- [TASK] From the first line to the last, copy the listing exactly and omit the images.

- [GIVEN ENTRIES]
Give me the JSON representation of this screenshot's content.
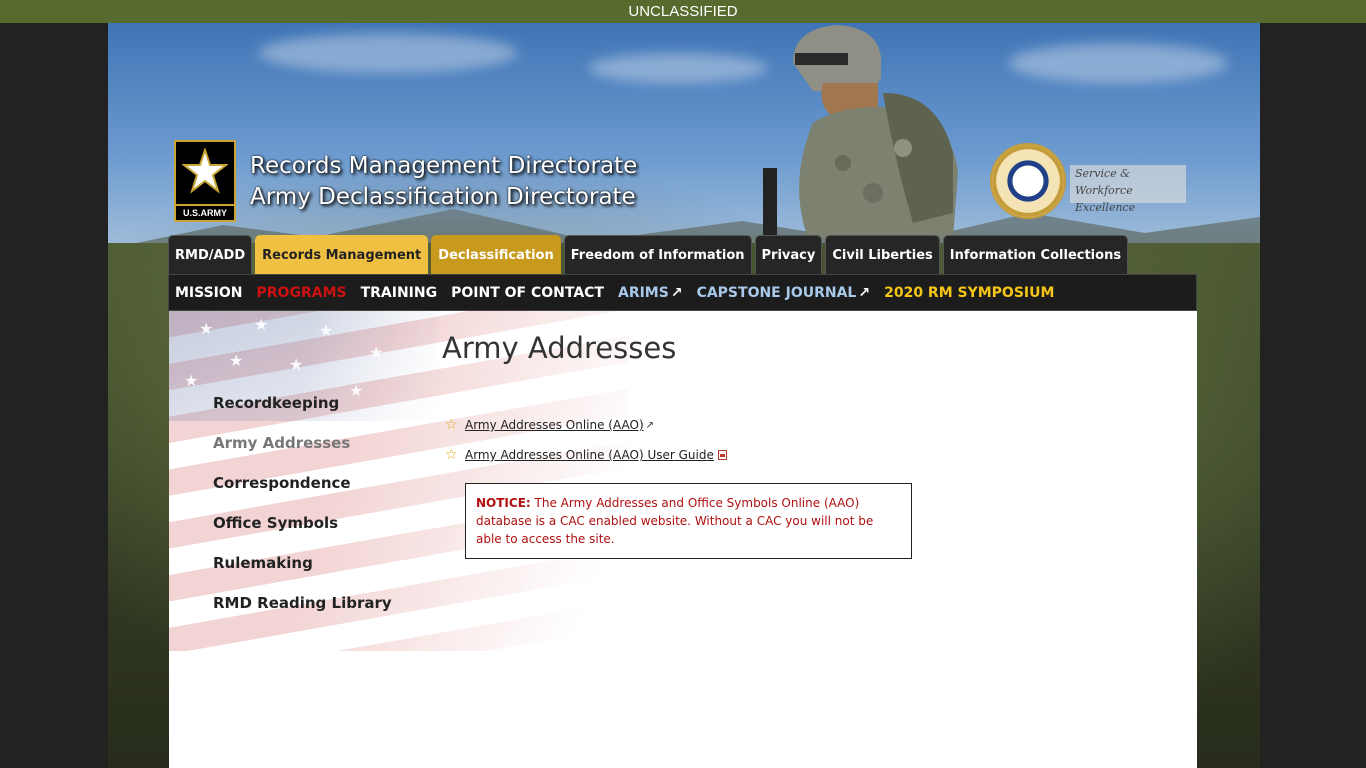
{
  "classification_banner": "UNCLASSIFIED",
  "header": {
    "logo_text": "U.S.ARMY",
    "title_line1": "Records Management Directorate",
    "title_line2": "Army Declassification Directorate",
    "service_text_line1": "Service & Workforce",
    "service_text_line2": "Excellence"
  },
  "tabs": [
    {
      "label": "RMD/ADD",
      "state": "normal"
    },
    {
      "label": "Records Management",
      "state": "active"
    },
    {
      "label": "Declassification",
      "state": "gold"
    },
    {
      "label": "Freedom of Information",
      "state": "normal"
    },
    {
      "label": "Privacy",
      "state": "normal"
    },
    {
      "label": "Civil Liberties",
      "state": "normal"
    },
    {
      "label": "Information Collections",
      "state": "normal"
    }
  ],
  "subnav": [
    {
      "label": "MISSION",
      "color": "#ffffff"
    },
    {
      "label": "PROGRAMS",
      "color": "#cc1111"
    },
    {
      "label": "TRAINING",
      "color": "#ffffff"
    },
    {
      "label": "POINT OF CONTACT",
      "color": "#ffffff"
    },
    {
      "label": "ARIMS",
      "color": "#a9c9ea",
      "external": true
    },
    {
      "label": "CAPSTONE JOURNAL",
      "color": "#a9c9ea",
      "external": true
    },
    {
      "label": "2020 RM SYMPOSIUM",
      "color": "#f5c518"
    }
  ],
  "sidebar": {
    "items": [
      {
        "label": "Recordkeeping"
      },
      {
        "label": "Army Addresses",
        "current": true
      },
      {
        "label": "Correspondence"
      },
      {
        "label": "Office Symbols"
      },
      {
        "label": "Rulemaking"
      },
      {
        "label": "RMD Reading Library"
      }
    ]
  },
  "main": {
    "title": "Army Addresses",
    "links": [
      {
        "label": "Army Addresses Online (AAO)",
        "icon": "external-link-icon"
      },
      {
        "label": "Army Addresses Online (AAO) User Guide",
        "icon": "pdf-icon"
      }
    ],
    "notice_label": "NOTICE:",
    "notice_text": " The Army Addresses and Office Symbols Online (AAO) database is a CAC enabled website. Without a CAC you will not be able to access the site."
  },
  "colors": {
    "banner": "#566b2d",
    "active_tab": "#f0c042",
    "gold_tab": "#c79a1e",
    "notice_text": "#b01010"
  }
}
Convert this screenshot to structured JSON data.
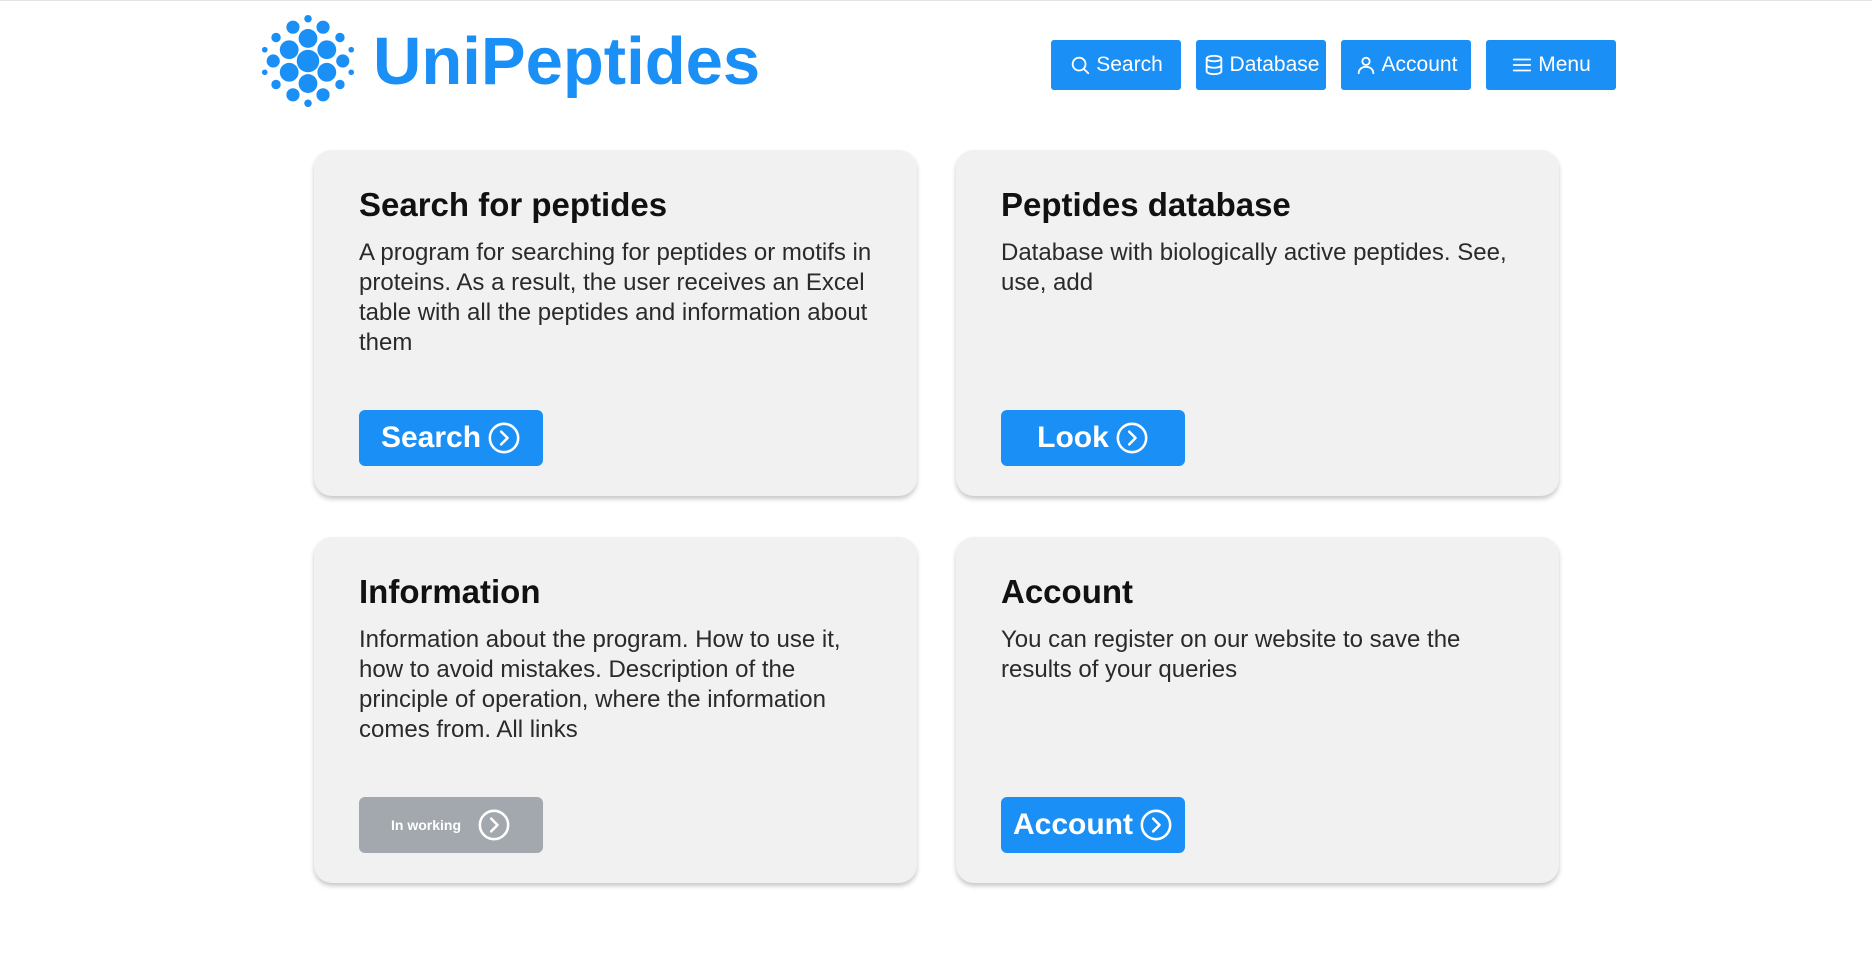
{
  "brand": {
    "name": "UniPeptides",
    "color": "#1a8ff5",
    "logo_icon": "peptide-sphere-icon"
  },
  "nav": [
    {
      "label": "Search",
      "icon": "search-icon"
    },
    {
      "label": "Database",
      "icon": "database-icon"
    },
    {
      "label": "Account",
      "icon": "user-icon"
    },
    {
      "label": "Menu",
      "icon": "hamburger-menu-icon"
    }
  ],
  "cards": [
    {
      "title": "Search for peptides",
      "description": "A program for searching for peptides or motifs in proteins. As a result, the user receives an Excel table with all the peptides and information about them",
      "button": "Search",
      "button_icon": "chevron-right-circle-icon",
      "enabled": true
    },
    {
      "title": "Peptides database",
      "description": "Database with biologically active peptides. See, use, add",
      "button": "Look",
      "button_icon": "chevron-right-circle-icon",
      "enabled": true
    },
    {
      "title": "Information",
      "description": "Information about the program. How to use it, how to avoid mistakes. Description of the principle of operation, where the information comes from. All links",
      "button": "In working",
      "button_icon": "chevron-right-circle-icon",
      "enabled": false
    },
    {
      "title": "Account",
      "description": "You can register on our website to save the results of your queries",
      "button": "Account",
      "button_icon": "chevron-right-circle-icon",
      "enabled": true
    }
  ],
  "colors": {
    "accent": "#1a8ff5",
    "disabled": "#a2a8ae",
    "card_bg": "#f1f1f1"
  }
}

- [RESPONSE TO THIS EXERCISE]
Give me the JSON representation of this screenshot's content.
{
  "classification_banner": "UNCLASSIFIED",
  "header": {
    "logo_text": "U.S.ARMY",
    "title_line1": "Records Management Directorate",
    "title_line2": "Army Declassification Directorate",
    "service_text_line1": "Service & Workforce",
    "service_text_line2": "Excellence"
  },
  "tabs": [
    {
      "label": "RMD/ADD",
      "state": "normal"
    },
    {
      "label": "Records Management",
      "state": "active"
    },
    {
      "label": "Declassification",
      "state": "gold"
    },
    {
      "label": "Freedom of Information",
      "state": "normal"
    },
    {
      "label": "Privacy",
      "state": "normal"
    },
    {
      "label": "Civil Liberties",
      "state": "normal"
    },
    {
      "label": "Information Collections",
      "state": "normal"
    }
  ],
  "subnav": [
    {
      "label": "MISSION",
      "color": "#ffffff"
    },
    {
      "label": "PROGRAMS",
      "color": "#cc1111"
    },
    {
      "label": "TRAINING",
      "color": "#ffffff"
    },
    {
      "label": "POINT OF CONTACT",
      "color": "#ffffff"
    },
    {
      "label": "ARIMS",
      "color": "#a9c9ea",
      "external": true
    },
    {
      "label": "CAPSTONE JOURNAL",
      "color": "#a9c9ea",
      "external": true
    },
    {
      "label": "2020 RM SYMPOSIUM",
      "color": "#f5c518"
    }
  ],
  "sidebar": {
    "items": [
      {
        "label": "Recordkeeping"
      },
      {
        "label": "Army Addresses",
        "current": true
      },
      {
        "label": "Correspondence"
      },
      {
        "label": "Office Symbols"
      },
      {
        "label": "Rulemaking"
      },
      {
        "label": "RMD Reading Library"
      }
    ]
  },
  "main": {
    "title": "Army Addresses",
    "links": [
      {
        "label": "Army Addresses Online (AAO)",
        "icon": "external-link-icon"
      },
      {
        "label": "Army Addresses Online (AAO) User Guide",
        "icon": "pdf-icon"
      }
    ],
    "notice_label": "NOTICE:",
    "notice_text": " The Army Addresses and Office Symbols Online (AAO) database is a CAC enabled website. Without a CAC you will not be able to access the site."
  },
  "colors": {
    "banner": "#566b2d",
    "active_tab": "#f0c042",
    "gold_tab": "#c79a1e",
    "notice_text": "#b01010"
  }
}
Convert this screenshot to structured JSON data.
{
  "brand": {
    "name": "UniPeptides",
    "color": "#1a8ff5",
    "logo_icon": "peptide-sphere-icon"
  },
  "nav": [
    {
      "label": "Search",
      "icon": "search-icon"
    },
    {
      "label": "Database",
      "icon": "database-icon"
    },
    {
      "label": "Account",
      "icon": "user-icon"
    },
    {
      "label": "Menu",
      "icon": "hamburger-menu-icon"
    }
  ],
  "cards": [
    {
      "title": "Search for peptides",
      "description": "A program for searching for peptides or motifs in proteins. As a result, the user receives an Excel table with all the peptides and information about them",
      "button": "Search",
      "button_icon": "chevron-right-circle-icon",
      "enabled": true
    },
    {
      "title": "Peptides database",
      "description": "Database with biologically active peptides. See, use, add",
      "button": "Look",
      "button_icon": "chevron-right-circle-icon",
      "enabled": true
    },
    {
      "title": "Information",
      "description": "Information about the program. How to use it, how to avoid mistakes. Description of the principle of operation, where the information comes from. All links",
      "button": "In working",
      "button_icon": "chevron-right-circle-icon",
      "enabled": false
    },
    {
      "title": "Account",
      "description": "You can register on our website to save the results of your queries",
      "button": "Account",
      "button_icon": "chevron-right-circle-icon",
      "enabled": true
    }
  ],
  "colors": {
    "accent": "#1a8ff5",
    "disabled": "#a2a8ae",
    "card_bg": "#f1f1f1"
  }
}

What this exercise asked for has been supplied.